Latin students participate in Ides of March celebration


On March 14, senior John Wilkes, portraying Mark Anthony, gives a passionate speech to the Roman citizens following the death of Julius Caesar.

“Beware the Ides of March!” Jefferson Latin students dressed in black chanted as they paraded through the hallways behind the seniors, wearing togas, who represented Caesar, Brutus and other members of the Roman Senate. This annual commemoration of the Ides of March took place during lunch on March 14.

The performance reminds students of the assassination of Julius Caesar as a result of a conspiracy by many Roman senators who called themselves the Liberators. Caesar was the dictator of the Roman Republic at the time, having recently been declared dictator perpetuo by the Senate.
It was this declaration, however, that caused several senators to fear that Caesar wanted to overthrow the Senate in favor of tyranny and ultimately conspire to fatally stab Caesar on March 15, 44 B.C., which later became known as the Ides of March. Every year during the Ides of March, Latin students at Jefferson don black clothing for Caesar and meet in a predetermined location during lunch. They then march around the school until they crowd around a location outside of the building to watch a reenactment of Caesar’s assassination.
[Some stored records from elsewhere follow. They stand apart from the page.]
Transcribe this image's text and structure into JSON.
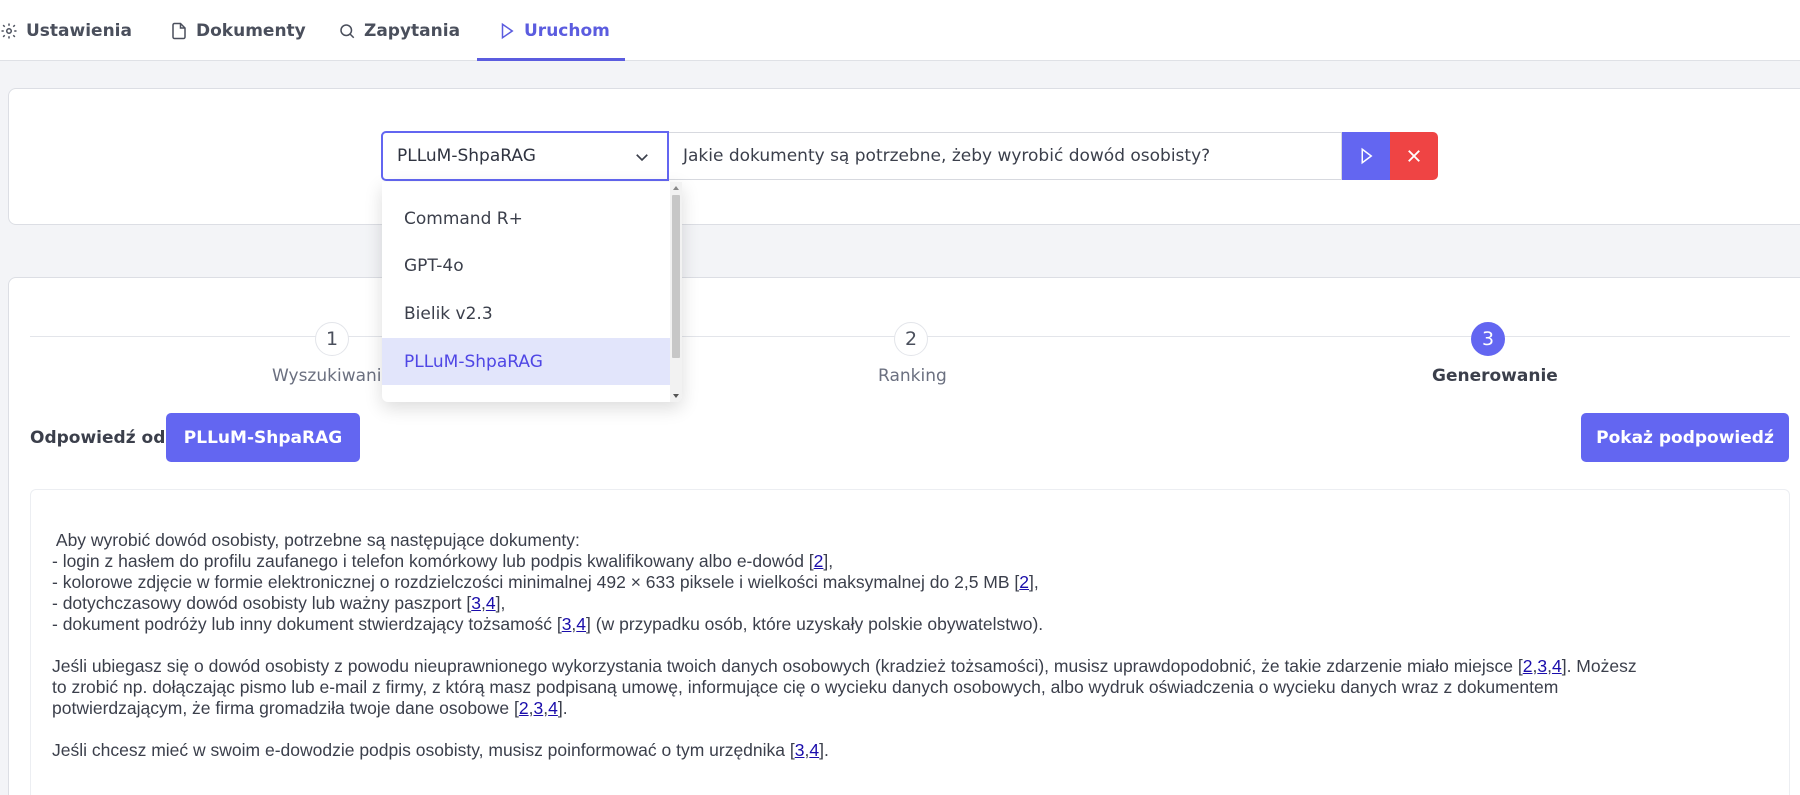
{
  "nav": {
    "tabs": [
      {
        "label": "Ustawienia",
        "icon": "gear-icon"
      },
      {
        "label": "Dokumenty",
        "icon": "document-icon"
      },
      {
        "label": "Zapytania",
        "icon": "search-icon"
      },
      {
        "label": "Uruchom",
        "icon": "play-icon",
        "active": true
      }
    ]
  },
  "query": {
    "selected_model": "PLLuM-ShpaRAG",
    "input_value": "Jakie dokumenty są potrzebne, żeby wyrobić dowód osobisty?",
    "run_icon": "play-icon",
    "clear_icon": "close-icon"
  },
  "dropdown": {
    "options": [
      "Command R+",
      "GPT-4o",
      "Bielik v2.3",
      "PLLuM-ShpaRAG"
    ],
    "selected": "PLLuM-ShpaRAG"
  },
  "steps": [
    {
      "number": "1",
      "label": "Wyszukiwanie"
    },
    {
      "number": "2",
      "label": "Ranking"
    },
    {
      "number": "3",
      "label": "Generowanie",
      "active": true
    }
  ],
  "answer": {
    "from_label": "Odpowiedź od:",
    "model_badge": "PLLuM-ShpaRAG",
    "hint_button": "Pokaż podpowiedź",
    "intro": " Aby wyrobić dowód osobisty, potrzebne są następujące dokumenty:",
    "lines": [
      {
        "text": "- login z hasłem do profilu zaufanego i telefon komórkowy lub podpis kwalifikowany albo e-dowód [",
        "refs": [
          "2"
        ],
        "tail": "],"
      },
      {
        "text": "- kolorowe zdjęcie w formie elektronicznej o rozdzielczości minimalnej 492 × 633 piksele i wielkości maksymalnej do 2,5 MB [",
        "refs": [
          "2"
        ],
        "tail": "],"
      },
      {
        "text": "- dotychczasowy dowód osobisty lub ważny paszport [",
        "refs": [
          "3",
          "4"
        ],
        "tail": "],"
      },
      {
        "text": "- dokument podróży lub inny dokument stwierdzający tożsamość [",
        "refs": [
          "3",
          "4"
        ],
        "tail": "] (w przypadku osób, które uzyskały polskie obywatelstwo)."
      }
    ],
    "para2_line1": "Jeśli ubiegasz się o dowód osobisty z powodu nieuprawnionego wykorzystania twoich danych osobowych (kradzież tożsamości), musisz uprawdopodobnić, że takie zdarzenie miało miejsce [",
    "para2_line1_refs": [
      "2",
      "3",
      "4"
    ],
    "para2_line1_tail": "]. Możesz",
    "para2_line2": "to zrobić np. dołączając pismo lub e-mail z firmy, z którą masz podpisaną umowę, informujące cię o wycieku danych osobowych, albo wydruk oświadczenia o wycieku danych wraz z dokumentem",
    "para2_line3": "potwierdzającym, że firma gromadziła twoje dane osobowe [",
    "para2_line3_refs": [
      "2",
      "3",
      "4"
    ],
    "para2_line3_tail": "].",
    "para3": "Jeśli chcesz mieć w swoim e-dowodzie podpis osobisty, musisz poinformować o tym urzędnika [",
    "para3_refs": [
      "3",
      "4"
    ],
    "para3_tail": "]."
  },
  "colors": {
    "accent": "#6366f1",
    "danger": "#ef4444",
    "selected_bg": "#e2e5fb"
  }
}
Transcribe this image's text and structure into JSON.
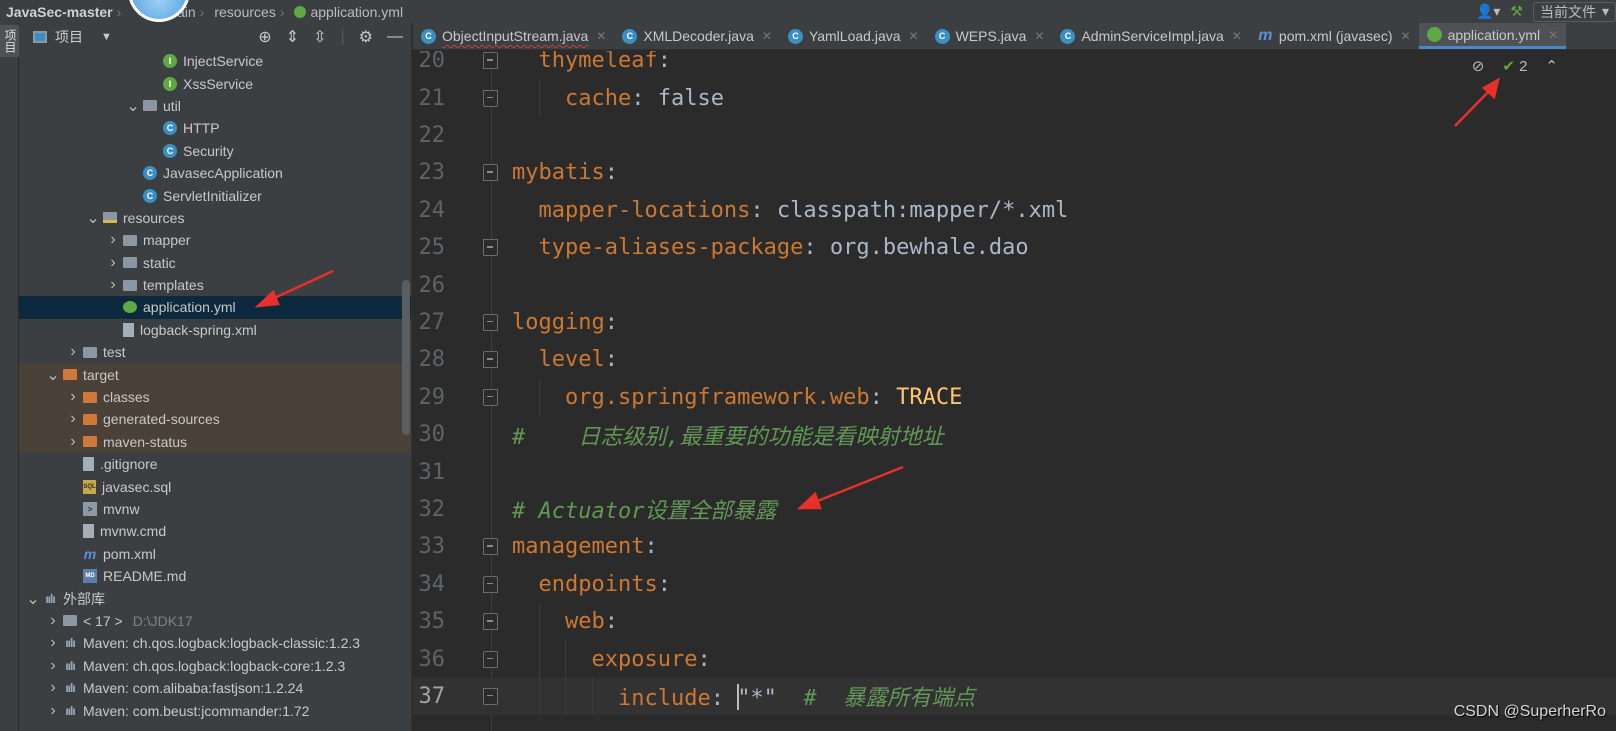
{
  "breadcrumb": [
    "JavaSec-master",
    "main",
    "resources",
    "application.yml"
  ],
  "topbar": {
    "current_file": "当前文件"
  },
  "left_strip": {
    "project_label": "项目"
  },
  "panel": {
    "title": "项目"
  },
  "tree": [
    {
      "label": "InjectService",
      "level": 6,
      "icon": "i"
    },
    {
      "label": "XssService",
      "level": 6,
      "icon": "i"
    },
    {
      "label": "util",
      "level": 5,
      "icon": "folder",
      "arrow": "open"
    },
    {
      "label": "HTTP",
      "level": 6,
      "icon": "c"
    },
    {
      "label": "Security",
      "level": 6,
      "icon": "c"
    },
    {
      "label": "JavasecApplication",
      "level": 5,
      "icon": "c"
    },
    {
      "label": "ServletInitializer",
      "level": 5,
      "icon": "c"
    },
    {
      "label": "resources",
      "level": 3,
      "icon": "res",
      "arrow": "open"
    },
    {
      "label": "mapper",
      "level": 4,
      "icon": "folder",
      "arrow": "closed"
    },
    {
      "label": "static",
      "level": 4,
      "icon": "folder",
      "arrow": "closed"
    },
    {
      "label": "templates",
      "level": 4,
      "icon": "folder",
      "arrow": "closed"
    },
    {
      "label": "application.yml",
      "level": 4,
      "icon": "spring",
      "selected": true
    },
    {
      "label": "logback-spring.xml",
      "level": 4,
      "icon": "file"
    },
    {
      "label": "test",
      "level": 2,
      "icon": "folder",
      "arrow": "closed"
    },
    {
      "label": "target",
      "level": 1,
      "icon": "folder-o",
      "arrow": "open",
      "excluded": true
    },
    {
      "label": "classes",
      "level": 2,
      "icon": "folder-o",
      "arrow": "closed",
      "excluded": true
    },
    {
      "label": "generated-sources",
      "level": 2,
      "icon": "folder-o",
      "arrow": "closed",
      "excluded": true
    },
    {
      "label": "maven-status",
      "level": 2,
      "icon": "folder-o",
      "arrow": "closed",
      "excluded": true
    },
    {
      "label": ".gitignore",
      "level": 2,
      "icon": "file"
    },
    {
      "label": "javasec.sql",
      "level": 2,
      "icon": "sql"
    },
    {
      "label": "mvnw",
      "level": 2,
      "icon": "term"
    },
    {
      "label": "mvnw.cmd",
      "level": 2,
      "icon": "file"
    },
    {
      "label": "pom.xml",
      "level": 2,
      "icon": "m"
    },
    {
      "label": "README.md",
      "level": 2,
      "icon": "md"
    },
    {
      "label": "外部库",
      "level": 0,
      "icon": "lib",
      "arrow": "open"
    },
    {
      "label": "< 17 >",
      "level": 1,
      "icon": "folder",
      "arrow": "closed",
      "extra": "D:\\JDK17"
    },
    {
      "label": "Maven: ch.qos.logback:logback-classic:1.2.3",
      "level": 1,
      "icon": "lib",
      "arrow": "closed"
    },
    {
      "label": "Maven: ch.qos.logback:logback-core:1.2.3",
      "level": 1,
      "icon": "lib",
      "arrow": "closed"
    },
    {
      "label": "Maven: com.alibaba:fastjson:1.2.24",
      "level": 1,
      "icon": "lib",
      "arrow": "closed"
    },
    {
      "label": "Maven: com.beust:jcommander:1.72",
      "level": 1,
      "icon": "lib",
      "arrow": "closed"
    }
  ],
  "tabs": [
    {
      "label": "ObjectInputStream.java",
      "icon": "c",
      "squiggle": true
    },
    {
      "label": "XMLDecoder.java",
      "icon": "c"
    },
    {
      "label": "YamlLoad.java",
      "icon": "c"
    },
    {
      "label": "WEPS.java",
      "icon": "c"
    },
    {
      "label": "AdminServiceImpl.java",
      "icon": "c"
    },
    {
      "label": "pom.xml (javasec)",
      "icon": "m"
    },
    {
      "label": "application.yml",
      "icon": "s",
      "active": true
    }
  ],
  "editor_tools": {
    "problems_count": "2"
  },
  "code": [
    {
      "n": "20",
      "fold": "open",
      "tokens": [
        [
          "p",
          "  "
        ],
        [
          "k",
          "thymeleaf"
        ],
        [
          "p",
          ":"
        ]
      ]
    },
    {
      "n": "21",
      "fold": "close",
      "tokens": [
        [
          "p",
          "    "
        ],
        [
          "k",
          "cache"
        ],
        [
          "p",
          ": false"
        ]
      ]
    },
    {
      "n": "22",
      "tokens": []
    },
    {
      "n": "23",
      "fold": "open",
      "tokens": [
        [
          "k",
          "mybatis"
        ],
        [
          "p",
          ":"
        ]
      ]
    },
    {
      "n": "24",
      "tokens": [
        [
          "p",
          "  "
        ],
        [
          "k",
          "mapper-locations"
        ],
        [
          "p",
          ": classpath:mapper/*.xml"
        ]
      ]
    },
    {
      "n": "25",
      "fold": "close",
      "tokens": [
        [
          "p",
          "  "
        ],
        [
          "k",
          "type-aliases-package"
        ],
        [
          "p",
          ": org.bewhale.dao"
        ]
      ]
    },
    {
      "n": "26",
      "tokens": []
    },
    {
      "n": "27",
      "fold": "open",
      "tokens": [
        [
          "k",
          "logging"
        ],
        [
          "p",
          ":"
        ]
      ]
    },
    {
      "n": "28",
      "fold": "open",
      "tokens": [
        [
          "p",
          "  "
        ],
        [
          "k",
          "level"
        ],
        [
          "p",
          ":"
        ]
      ]
    },
    {
      "n": "29",
      "fold": "close",
      "tokens": [
        [
          "p",
          "    "
        ],
        [
          "k",
          "org.springframework.web"
        ],
        [
          "p",
          ": "
        ],
        [
          "cs",
          "TRACE"
        ]
      ]
    },
    {
      "n": "30",
      "tokens": [
        [
          "cm",
          "#    日志级别,最重要的功能是看映射地址"
        ]
      ]
    },
    {
      "n": "31",
      "tokens": []
    },
    {
      "n": "32",
      "tokens": [
        [
          "cm",
          "# Actuator设置全部暴露"
        ]
      ]
    },
    {
      "n": "33",
      "fold": "open",
      "tokens": [
        [
          "k",
          "management"
        ],
        [
          "p",
          ":"
        ]
      ]
    },
    {
      "n": "34",
      "fold": "open",
      "tokens": [
        [
          "p",
          "  "
        ],
        [
          "k",
          "endpoints"
        ],
        [
          "p",
          ":"
        ]
      ]
    },
    {
      "n": "35",
      "fold": "open",
      "tokens": [
        [
          "p",
          "    "
        ],
        [
          "k",
          "web"
        ],
        [
          "p",
          ":"
        ]
      ]
    },
    {
      "n": "36",
      "fold": "open",
      "tokens": [
        [
          "p",
          "      "
        ],
        [
          "k",
          "exposure"
        ],
        [
          "p",
          ":"
        ]
      ]
    },
    {
      "n": "37",
      "fold": "close",
      "current": true,
      "tokens": [
        [
          "p",
          "        "
        ],
        [
          "k",
          "include"
        ],
        [
          "p",
          ": "
        ],
        [
          "st",
          "\"*\""
        ],
        [
          "p",
          "  "
        ],
        [
          "cm",
          "#  暴露所有端点"
        ]
      ]
    }
  ],
  "watermark": "CSDN @SuperherRo",
  "colors": {
    "keyword": "#cc7832",
    "comment": "#629755",
    "selection": "#0d293e",
    "excluded": "#4a4138",
    "tab_accent": "#4a88c7",
    "annotation": "#e8302a"
  }
}
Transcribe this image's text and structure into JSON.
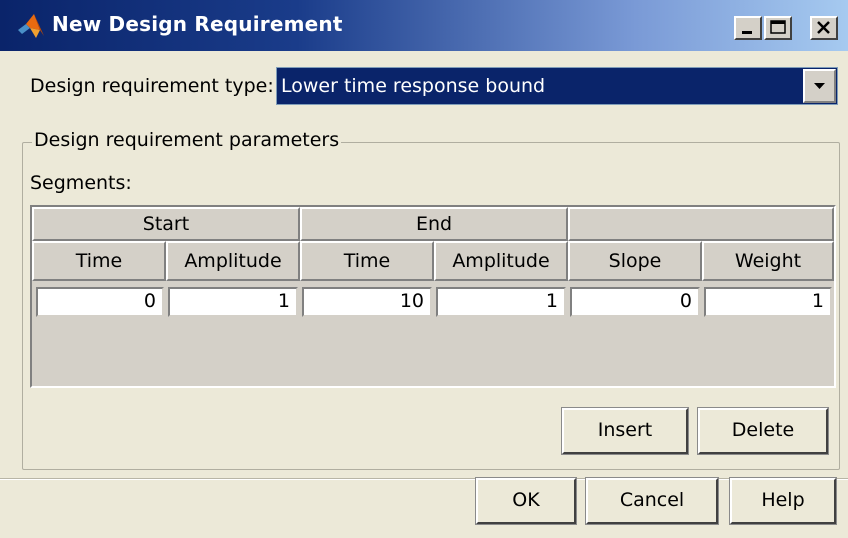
{
  "window": {
    "title": "New Design Requirement",
    "icon": "matlab-icon",
    "controls": [
      "minimize-icon",
      "maximize-icon",
      "close-icon"
    ]
  },
  "type_row": {
    "label": "Design requirement type:",
    "selected": "Lower time response bound"
  },
  "params": {
    "group_label": "Design requirement parameters",
    "segments_label": "Segments:",
    "table": {
      "group_headers": [
        "Start",
        "End",
        ""
      ],
      "columns": [
        "Time",
        "Amplitude",
        "Time",
        "Amplitude",
        "Slope",
        "Weight"
      ],
      "rows": [
        [
          "0",
          "1",
          "10",
          "1",
          "0",
          "1"
        ]
      ]
    },
    "insert_label": "Insert",
    "delete_label": "Delete"
  },
  "footer": {
    "ok_label": "OK",
    "cancel_label": "Cancel",
    "help_label": "Help"
  }
}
Reenacting the historical moment this year, seniors Andrew Coffee, Emma Hastings, and John Wilkes portrayed Caesar, Brutus and Mark Anthony, respectively, in an attempt to effectively capture the moment, ending with the death of Caesar and an impassioned speech by Antony. Concluding with red Twizzlers, which symbolized the blood that Caesar spilled, being thrown to the students witnessing the event, the performance was a brilliant and lively way to celebrate the death of the ruthless dictator.

“From a classical standpoint, everyone, including myself loves that speech,” said Wilkes, referring to his diction of the famous Roman speech. “The iconic phrase ‘Friends, Romans, Countrymen’ along with Mark Anthony’s sarcastic repetition of Brutus being an honorable man makes the speech engaging and entertaining.”

Many students across all grades, even those who had witnessed the performance before, were thrilled by this year’s installment in the ongoing Jefferson tradition and are looking forward to making the performance even better next year.

“Next year, I think TJ Latin is really going to work on publicity for the National Junior Classical League. We work hard to reach out to the community and we want to increase our outreach for specifically Ides of March improvements next year,” Wilkes said. “It will be difficult because the construction makes planning the procession hard, but we hope to find Dr. Glazer and chant.”

The Latin tradition of the Ides of March will continue in the coming years and will remain one of the most anticipated moments for every Latin student. Each year, it is this performance that unites the Latin students across all grades and allows them to express their love for the language and culture in a performance signifying one of the most important events in world history.

“I’m really looking forward to it next year because in AP Latin, I will be reading lots of Caesar’s literature,” said junior Anant Das. “And as a senior, I may have the opportunity to be in the reenactment of his death, which would be both a great honor and a lot of fun.”

Check out the photos of the event, taken by Sandy Cho!